Morven (Mor-ven) – The Celtic meaning of the name is given as ‘lives by the sea’ but the Scottish meaning is ‘big peak’. Dolina – An older feminine form of the name Donald that’s fallen out of fashion. Eilidh (Ail-lay) – The Gaelic form of Helen. Morag – Gaelic form of Sarah.

Is it illegal to wear a kilt in Scotland?

In the true sense of the meaning yes, but as long as it isn’t worn as a joke or to make fun of Scottish culture, it’s more cultural appreciation than cultural appropriation. Anyone can wear a kilt if they choose to, there are no rules.

Do lowland Scots have tartans?

There are tartans for the Scottish Clans and their septs (associated families), for some lowland families and for geographical districts.

Are the Scottish descendants of Vikings?
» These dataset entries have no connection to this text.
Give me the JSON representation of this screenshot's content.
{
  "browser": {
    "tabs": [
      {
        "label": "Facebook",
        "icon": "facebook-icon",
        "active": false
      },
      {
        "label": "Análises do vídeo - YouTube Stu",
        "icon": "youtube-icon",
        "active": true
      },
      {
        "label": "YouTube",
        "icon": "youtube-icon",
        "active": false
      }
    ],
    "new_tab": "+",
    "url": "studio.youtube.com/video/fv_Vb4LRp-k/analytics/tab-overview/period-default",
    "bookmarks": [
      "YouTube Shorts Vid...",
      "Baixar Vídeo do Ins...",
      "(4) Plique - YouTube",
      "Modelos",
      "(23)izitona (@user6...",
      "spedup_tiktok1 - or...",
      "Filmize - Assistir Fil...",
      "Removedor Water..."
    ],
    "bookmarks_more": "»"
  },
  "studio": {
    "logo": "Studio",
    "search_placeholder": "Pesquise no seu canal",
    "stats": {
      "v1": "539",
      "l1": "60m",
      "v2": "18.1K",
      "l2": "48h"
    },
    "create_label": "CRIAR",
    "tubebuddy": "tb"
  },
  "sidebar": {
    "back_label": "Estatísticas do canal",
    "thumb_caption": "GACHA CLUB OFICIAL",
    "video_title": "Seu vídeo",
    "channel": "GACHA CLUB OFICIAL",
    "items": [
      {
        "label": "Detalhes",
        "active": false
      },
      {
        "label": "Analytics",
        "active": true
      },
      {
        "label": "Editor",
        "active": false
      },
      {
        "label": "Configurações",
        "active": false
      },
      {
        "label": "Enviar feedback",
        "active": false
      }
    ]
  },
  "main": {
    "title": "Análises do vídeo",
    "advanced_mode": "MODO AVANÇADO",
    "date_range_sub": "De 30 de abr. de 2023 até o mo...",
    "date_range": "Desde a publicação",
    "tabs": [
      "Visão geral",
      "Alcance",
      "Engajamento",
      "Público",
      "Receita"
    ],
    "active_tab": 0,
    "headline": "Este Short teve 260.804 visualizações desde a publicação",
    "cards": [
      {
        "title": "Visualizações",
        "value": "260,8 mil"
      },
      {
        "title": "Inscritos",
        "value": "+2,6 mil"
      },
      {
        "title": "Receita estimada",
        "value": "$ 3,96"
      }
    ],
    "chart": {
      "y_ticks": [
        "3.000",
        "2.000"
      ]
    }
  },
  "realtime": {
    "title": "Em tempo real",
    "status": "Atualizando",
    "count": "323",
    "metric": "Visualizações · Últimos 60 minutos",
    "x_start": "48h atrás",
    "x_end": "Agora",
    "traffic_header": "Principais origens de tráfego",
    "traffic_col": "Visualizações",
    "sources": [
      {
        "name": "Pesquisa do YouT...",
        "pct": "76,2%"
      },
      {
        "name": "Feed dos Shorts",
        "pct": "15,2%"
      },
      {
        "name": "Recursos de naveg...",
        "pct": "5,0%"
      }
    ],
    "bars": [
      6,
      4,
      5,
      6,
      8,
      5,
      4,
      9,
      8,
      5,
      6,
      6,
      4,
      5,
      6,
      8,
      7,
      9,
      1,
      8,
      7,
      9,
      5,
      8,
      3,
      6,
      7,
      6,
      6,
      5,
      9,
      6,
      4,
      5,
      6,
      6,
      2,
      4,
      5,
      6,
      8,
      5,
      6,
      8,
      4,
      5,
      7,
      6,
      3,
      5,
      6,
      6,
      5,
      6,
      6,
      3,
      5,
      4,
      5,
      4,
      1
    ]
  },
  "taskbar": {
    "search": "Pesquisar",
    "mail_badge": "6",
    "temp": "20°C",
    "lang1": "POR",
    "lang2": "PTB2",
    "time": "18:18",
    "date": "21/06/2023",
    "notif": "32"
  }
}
Some Scottish people are descendants of Vikings, though not as many as in the Scandinavian countries. Furthermore, most Scottish Viking descendants are from the Northern Isles of Scotland. People in regions farther south don’t have as much Viking heritage.

What language did Lowland Scots speak?

Scots. Whereas Gaelic was the dominant language in the Highlands and Islands of Scotland, the Lowlands of Scotland adopted the language of Scots. As opposed to Gaelic, the Scots language is much closer in style to that of English and debate has raged for many years as to whether it’s a separate language or a dialect.

Why do Scots not speak Gaelic?

Gaelic was introduced to Scotland from Ireland in the 5th century and remained the main language in most rural areas until the early 17th century. It was outlawed by the crown in 1616, and suppressed further after the Jacobite rebellion of 1745.

Did Lowland Scots wear kilts?

The great kilt is mostly associated with the Scottish Highlands, but was also used in poor Lowlands rural areas.

What areas of Scotland spoke Gaelic?

Gaelic speakers are spread throughout Scotland. Of those who identified themselves as Gaelic speakers in the 2011 Census the council areas with the highest proportions able to speak Gaelic were found to be in Na h-Eileanan Siar (52%), Highland (5%) and Argyll & Bute (4%).

Are Scots Celtic or Gaelic?

Scots Gaelic language, also called Scottish Gaelic, Scots Gaelic Gàidhlig, a member of the Goidelic group of Celtic languages, spoken along the northwest coast of Scotland and in the Hebrides islands.

Is Irish or Scottish Gaelic older?

What’s the difference between Irish Gaelic and Scottish Gaelic? Scottish Gaelic is basically just an older, more conservative form of Irish Gaelic.